Data for review =
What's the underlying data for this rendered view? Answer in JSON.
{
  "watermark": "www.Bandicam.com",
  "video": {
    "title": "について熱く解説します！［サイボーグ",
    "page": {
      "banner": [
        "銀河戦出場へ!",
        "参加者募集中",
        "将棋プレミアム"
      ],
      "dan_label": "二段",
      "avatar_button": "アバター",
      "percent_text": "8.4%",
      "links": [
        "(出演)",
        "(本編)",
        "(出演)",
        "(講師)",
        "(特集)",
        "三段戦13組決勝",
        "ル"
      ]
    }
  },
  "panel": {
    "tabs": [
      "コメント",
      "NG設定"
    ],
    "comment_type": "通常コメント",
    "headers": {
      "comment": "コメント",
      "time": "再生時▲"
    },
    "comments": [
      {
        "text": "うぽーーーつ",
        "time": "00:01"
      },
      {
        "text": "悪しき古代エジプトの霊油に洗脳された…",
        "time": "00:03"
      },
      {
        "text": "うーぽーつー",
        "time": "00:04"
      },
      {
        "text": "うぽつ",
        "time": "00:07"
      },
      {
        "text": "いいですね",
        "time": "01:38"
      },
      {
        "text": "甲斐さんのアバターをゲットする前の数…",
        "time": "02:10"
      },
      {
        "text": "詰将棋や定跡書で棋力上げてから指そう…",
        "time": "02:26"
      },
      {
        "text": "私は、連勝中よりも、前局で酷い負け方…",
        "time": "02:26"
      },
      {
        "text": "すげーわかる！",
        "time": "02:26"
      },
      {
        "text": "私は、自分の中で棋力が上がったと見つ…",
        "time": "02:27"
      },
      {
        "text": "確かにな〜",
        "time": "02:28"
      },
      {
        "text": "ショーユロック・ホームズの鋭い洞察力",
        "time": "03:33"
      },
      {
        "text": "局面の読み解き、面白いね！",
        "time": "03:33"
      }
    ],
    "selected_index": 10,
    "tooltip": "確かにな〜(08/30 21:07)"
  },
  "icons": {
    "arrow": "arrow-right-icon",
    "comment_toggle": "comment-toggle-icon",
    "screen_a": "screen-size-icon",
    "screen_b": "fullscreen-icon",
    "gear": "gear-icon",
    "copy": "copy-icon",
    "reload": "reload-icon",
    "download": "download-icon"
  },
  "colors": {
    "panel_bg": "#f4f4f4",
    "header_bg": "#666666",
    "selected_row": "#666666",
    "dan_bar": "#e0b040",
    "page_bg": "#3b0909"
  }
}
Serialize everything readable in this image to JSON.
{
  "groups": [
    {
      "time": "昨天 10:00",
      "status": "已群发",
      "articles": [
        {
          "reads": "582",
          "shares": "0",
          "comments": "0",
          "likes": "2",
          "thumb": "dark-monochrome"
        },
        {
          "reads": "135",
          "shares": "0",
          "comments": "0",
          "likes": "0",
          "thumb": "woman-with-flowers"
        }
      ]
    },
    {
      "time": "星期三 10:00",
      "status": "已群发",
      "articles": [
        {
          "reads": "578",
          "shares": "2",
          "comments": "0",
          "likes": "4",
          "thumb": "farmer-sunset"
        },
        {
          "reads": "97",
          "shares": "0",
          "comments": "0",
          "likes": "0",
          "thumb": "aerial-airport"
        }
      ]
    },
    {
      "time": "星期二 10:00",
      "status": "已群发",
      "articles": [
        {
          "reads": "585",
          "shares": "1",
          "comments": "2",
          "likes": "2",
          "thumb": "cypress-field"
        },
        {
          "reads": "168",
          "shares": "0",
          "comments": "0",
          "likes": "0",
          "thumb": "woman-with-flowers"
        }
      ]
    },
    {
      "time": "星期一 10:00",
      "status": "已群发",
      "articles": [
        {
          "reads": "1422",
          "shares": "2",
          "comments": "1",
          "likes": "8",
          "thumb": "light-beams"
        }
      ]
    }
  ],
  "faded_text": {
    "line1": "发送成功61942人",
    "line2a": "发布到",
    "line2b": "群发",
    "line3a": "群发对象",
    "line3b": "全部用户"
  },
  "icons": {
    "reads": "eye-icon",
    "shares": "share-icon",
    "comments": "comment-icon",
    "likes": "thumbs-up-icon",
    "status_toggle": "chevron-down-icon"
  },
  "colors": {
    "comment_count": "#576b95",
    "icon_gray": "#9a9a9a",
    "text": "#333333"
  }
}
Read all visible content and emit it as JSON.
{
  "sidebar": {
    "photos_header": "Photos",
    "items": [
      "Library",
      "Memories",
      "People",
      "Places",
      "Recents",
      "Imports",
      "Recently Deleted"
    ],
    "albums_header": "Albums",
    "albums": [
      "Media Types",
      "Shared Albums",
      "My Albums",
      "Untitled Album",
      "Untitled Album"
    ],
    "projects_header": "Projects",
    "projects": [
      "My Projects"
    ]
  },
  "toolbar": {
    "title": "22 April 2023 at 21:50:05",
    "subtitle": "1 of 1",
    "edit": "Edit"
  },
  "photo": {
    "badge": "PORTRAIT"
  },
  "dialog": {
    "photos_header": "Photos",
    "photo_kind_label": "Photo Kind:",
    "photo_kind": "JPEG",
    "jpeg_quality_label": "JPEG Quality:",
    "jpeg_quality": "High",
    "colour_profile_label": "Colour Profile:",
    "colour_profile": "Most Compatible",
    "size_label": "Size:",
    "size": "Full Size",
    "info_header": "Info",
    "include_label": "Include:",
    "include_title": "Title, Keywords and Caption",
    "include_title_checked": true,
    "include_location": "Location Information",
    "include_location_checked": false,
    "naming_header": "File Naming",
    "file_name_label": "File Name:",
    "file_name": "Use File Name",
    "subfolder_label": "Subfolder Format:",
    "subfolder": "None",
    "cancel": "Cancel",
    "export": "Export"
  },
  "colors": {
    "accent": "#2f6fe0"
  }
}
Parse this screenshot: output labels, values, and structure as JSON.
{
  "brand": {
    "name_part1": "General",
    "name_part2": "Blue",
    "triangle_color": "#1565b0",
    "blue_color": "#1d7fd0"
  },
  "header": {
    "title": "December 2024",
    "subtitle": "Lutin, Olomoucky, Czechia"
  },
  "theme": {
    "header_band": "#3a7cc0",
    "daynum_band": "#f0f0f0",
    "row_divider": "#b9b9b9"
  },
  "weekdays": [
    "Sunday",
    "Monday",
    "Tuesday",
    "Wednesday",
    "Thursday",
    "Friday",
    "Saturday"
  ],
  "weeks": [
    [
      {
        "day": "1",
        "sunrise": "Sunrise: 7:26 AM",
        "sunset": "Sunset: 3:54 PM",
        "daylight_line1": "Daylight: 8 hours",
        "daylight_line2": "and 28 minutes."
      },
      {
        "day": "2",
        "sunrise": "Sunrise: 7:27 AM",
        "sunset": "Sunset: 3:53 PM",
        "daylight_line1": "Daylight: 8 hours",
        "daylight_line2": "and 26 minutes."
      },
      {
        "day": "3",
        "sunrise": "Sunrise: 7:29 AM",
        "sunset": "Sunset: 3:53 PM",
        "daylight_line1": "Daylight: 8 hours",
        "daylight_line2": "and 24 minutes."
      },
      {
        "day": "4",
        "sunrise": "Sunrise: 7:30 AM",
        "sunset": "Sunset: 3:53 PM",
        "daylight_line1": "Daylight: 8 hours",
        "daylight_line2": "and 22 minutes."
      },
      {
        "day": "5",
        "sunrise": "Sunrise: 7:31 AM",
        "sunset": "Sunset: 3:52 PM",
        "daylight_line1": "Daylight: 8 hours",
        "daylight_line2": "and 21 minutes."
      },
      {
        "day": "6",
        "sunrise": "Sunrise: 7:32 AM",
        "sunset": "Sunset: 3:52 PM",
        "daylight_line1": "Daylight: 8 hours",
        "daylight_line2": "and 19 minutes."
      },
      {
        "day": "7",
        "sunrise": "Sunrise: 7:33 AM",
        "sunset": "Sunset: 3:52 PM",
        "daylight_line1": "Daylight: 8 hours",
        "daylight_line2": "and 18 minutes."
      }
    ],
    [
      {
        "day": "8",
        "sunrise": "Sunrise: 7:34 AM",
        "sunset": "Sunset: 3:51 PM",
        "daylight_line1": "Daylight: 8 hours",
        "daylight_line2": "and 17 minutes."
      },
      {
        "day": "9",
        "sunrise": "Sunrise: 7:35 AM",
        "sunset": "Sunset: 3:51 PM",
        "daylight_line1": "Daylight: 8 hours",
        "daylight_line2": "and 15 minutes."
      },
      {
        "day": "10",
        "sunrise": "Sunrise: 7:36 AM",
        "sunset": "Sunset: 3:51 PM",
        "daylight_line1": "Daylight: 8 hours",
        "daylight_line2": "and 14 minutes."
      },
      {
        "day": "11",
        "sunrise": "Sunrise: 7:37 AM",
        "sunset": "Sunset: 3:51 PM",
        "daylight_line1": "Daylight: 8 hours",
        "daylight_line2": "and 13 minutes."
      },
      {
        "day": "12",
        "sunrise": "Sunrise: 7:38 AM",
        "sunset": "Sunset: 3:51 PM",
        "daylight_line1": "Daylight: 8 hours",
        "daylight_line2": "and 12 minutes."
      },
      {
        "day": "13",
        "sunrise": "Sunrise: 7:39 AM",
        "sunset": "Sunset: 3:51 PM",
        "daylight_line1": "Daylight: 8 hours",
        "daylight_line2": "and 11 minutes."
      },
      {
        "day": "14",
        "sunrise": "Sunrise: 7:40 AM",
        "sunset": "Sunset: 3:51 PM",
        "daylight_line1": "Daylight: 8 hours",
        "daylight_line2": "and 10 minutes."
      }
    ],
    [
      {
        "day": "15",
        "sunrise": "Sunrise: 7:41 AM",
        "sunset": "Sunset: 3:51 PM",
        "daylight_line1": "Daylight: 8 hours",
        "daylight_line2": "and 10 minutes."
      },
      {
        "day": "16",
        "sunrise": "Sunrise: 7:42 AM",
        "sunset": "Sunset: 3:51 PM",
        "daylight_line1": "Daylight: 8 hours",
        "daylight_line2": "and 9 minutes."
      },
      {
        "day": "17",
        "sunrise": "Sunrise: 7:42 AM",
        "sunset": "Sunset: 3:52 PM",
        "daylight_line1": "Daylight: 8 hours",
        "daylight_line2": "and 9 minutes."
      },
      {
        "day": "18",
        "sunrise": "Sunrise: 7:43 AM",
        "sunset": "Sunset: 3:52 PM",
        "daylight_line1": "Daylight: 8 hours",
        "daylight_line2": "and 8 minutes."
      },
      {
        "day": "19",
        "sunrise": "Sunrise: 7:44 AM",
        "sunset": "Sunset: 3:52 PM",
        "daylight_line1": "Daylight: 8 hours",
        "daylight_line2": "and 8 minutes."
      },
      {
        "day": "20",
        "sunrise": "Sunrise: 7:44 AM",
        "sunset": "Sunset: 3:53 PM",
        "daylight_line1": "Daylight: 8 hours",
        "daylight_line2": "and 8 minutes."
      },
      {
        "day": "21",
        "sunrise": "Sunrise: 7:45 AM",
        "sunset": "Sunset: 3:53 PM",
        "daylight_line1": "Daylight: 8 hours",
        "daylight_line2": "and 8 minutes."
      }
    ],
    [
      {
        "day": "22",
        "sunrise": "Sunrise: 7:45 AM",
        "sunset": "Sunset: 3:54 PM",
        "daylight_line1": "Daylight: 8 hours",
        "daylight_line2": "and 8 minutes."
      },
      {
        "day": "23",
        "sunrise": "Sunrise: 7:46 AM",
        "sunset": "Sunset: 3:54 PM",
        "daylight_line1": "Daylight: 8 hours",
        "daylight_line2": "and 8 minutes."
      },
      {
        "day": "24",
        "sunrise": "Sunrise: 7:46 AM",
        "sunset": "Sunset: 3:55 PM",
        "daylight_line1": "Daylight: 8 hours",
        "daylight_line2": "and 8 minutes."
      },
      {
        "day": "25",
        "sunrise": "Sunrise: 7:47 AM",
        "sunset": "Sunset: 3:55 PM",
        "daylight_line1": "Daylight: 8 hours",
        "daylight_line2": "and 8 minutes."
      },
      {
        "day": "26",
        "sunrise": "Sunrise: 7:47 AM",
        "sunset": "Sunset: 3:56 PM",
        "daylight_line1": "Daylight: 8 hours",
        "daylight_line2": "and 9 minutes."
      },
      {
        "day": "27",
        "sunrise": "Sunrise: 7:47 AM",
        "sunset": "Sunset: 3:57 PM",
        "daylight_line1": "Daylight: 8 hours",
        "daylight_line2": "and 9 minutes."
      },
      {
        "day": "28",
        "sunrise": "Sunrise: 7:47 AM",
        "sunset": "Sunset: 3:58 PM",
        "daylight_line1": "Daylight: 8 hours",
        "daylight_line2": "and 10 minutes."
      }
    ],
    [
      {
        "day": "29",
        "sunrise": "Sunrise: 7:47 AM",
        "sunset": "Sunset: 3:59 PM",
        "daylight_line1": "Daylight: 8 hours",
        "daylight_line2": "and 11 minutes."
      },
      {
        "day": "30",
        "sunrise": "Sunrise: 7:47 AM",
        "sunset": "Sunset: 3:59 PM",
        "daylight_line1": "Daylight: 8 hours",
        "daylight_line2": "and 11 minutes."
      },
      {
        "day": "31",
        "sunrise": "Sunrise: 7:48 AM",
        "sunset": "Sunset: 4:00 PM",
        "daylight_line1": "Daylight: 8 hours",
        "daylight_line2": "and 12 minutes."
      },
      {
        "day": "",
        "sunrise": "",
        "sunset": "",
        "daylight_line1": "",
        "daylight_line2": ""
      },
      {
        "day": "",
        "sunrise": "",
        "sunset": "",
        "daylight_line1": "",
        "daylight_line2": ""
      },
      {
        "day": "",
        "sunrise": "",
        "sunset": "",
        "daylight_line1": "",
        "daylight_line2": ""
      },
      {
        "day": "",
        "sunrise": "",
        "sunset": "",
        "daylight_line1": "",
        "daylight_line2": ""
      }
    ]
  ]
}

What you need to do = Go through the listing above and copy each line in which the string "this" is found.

Written response =
What's the underlying data for this rendered view? Answer in JSON.
Serialize everything readable in this image to JSON.
Parse this screenshot: output labels, values, and structure as JSON.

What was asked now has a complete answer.